-------- Source records

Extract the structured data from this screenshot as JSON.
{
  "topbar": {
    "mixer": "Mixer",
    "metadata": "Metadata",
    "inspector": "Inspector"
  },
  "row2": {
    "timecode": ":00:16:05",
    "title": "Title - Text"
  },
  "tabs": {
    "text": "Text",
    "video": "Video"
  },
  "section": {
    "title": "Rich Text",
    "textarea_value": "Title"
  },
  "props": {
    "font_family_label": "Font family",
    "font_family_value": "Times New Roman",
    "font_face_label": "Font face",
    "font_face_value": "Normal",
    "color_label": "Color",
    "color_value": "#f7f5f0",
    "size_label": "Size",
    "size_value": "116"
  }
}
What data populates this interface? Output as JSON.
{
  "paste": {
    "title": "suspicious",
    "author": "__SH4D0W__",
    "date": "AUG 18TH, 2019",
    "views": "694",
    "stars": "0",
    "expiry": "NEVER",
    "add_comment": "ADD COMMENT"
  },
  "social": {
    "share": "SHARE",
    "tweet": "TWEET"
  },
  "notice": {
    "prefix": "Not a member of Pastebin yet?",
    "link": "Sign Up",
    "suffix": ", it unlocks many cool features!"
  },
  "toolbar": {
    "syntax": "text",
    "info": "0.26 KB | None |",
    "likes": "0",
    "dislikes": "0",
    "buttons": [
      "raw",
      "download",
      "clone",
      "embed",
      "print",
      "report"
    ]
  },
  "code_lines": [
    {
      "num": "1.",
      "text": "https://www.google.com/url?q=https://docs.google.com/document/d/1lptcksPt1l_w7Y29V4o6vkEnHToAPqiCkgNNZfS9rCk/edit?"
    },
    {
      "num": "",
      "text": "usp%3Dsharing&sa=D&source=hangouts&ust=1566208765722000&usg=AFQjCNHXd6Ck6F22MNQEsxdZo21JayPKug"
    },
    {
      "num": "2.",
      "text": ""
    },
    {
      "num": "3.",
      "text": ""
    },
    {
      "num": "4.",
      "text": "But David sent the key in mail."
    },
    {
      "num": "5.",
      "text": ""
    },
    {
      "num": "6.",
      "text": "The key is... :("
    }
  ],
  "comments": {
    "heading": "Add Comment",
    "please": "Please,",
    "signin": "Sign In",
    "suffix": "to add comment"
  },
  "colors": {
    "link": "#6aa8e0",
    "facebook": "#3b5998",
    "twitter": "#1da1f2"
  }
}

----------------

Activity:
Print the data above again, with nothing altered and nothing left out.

Response box:
Extract the structured data from this screenshot as JSON.
{
  "topbar": {
    "mixer": "Mixer",
    "metadata": "Metadata",
    "inspector": "Inspector"
  },
  "row2": {
    "timecode": ":00:16:05",
    "title": "Title - Text"
  },
  "tabs": {
    "text": "Text",
    "video": "Video"
  },
  "section": {
    "title": "Rich Text",
    "textarea_value": "Title"
  },
  "props": {
    "font_family_label": "Font family",
    "font_family_value": "Times New Roman",
    "font_face_label": "Font face",
    "font_face_value": "Normal",
    "color_label": "Color",
    "color_value": "#f7f5f0",
    "size_label": "Size",
    "size_value": "116"
  }
}
What data populates this interface? Output as JSON.
{
  "paste": {
    "title": "suspicious",
    "author": "__SH4D0W__",
    "date": "AUG 18TH, 2019",
    "views": "694",
    "stars": "0",
    "expiry": "NEVER",
    "add_comment": "ADD COMMENT"
  },
  "social": {
    "share": "SHARE",
    "tweet": "TWEET"
  },
  "notice": {
    "prefix": "Not a member of Pastebin yet?",
    "link": "Sign Up",
    "suffix": ", it unlocks many cool features!"
  },
  "toolbar": {
    "syntax": "text",
    "info": "0.26 KB | None |",
    "likes": "0",
    "dislikes": "0",
    "buttons": [
      "raw",
      "download",
      "clone",
      "embed",
      "print",
      "report"
    ]
  },
  "code_lines": [
    {
      "num": "1.",
      "text": "https://www.google.com/url?q=https://docs.google.com/document/d/1lptcksPt1l_w7Y29V4o6vkEnHToAPqiCkgNNZfS9rCk/edit?"
    },
    {
      "num": "",
      "text": "usp%3Dsharing&sa=D&source=hangouts&ust=1566208765722000&usg=AFQjCNHXd6Ck6F22MNQEsxdZo21JayPKug"
    },
    {
      "num": "2.",
      "text": ""
    },
    {
      "num": "3.",
      "text": ""
    },
    {
      "num": "4.",
      "text": "But David sent the key in mail."
    },
    {
      "num": "5.",
      "text": ""
    },
    {
      "num": "6.",
      "text": "The key is... :("
    }
  ],
  "comments": {
    "heading": "Add Comment",
    "please": "Please,",
    "signin": "Sign In",
    "suffix": "to add comment"
  },
  "colors": {
    "link": "#6aa8e0",
    "facebook": "#3b5998",
    "twitter": "#1da1f2"
  }
}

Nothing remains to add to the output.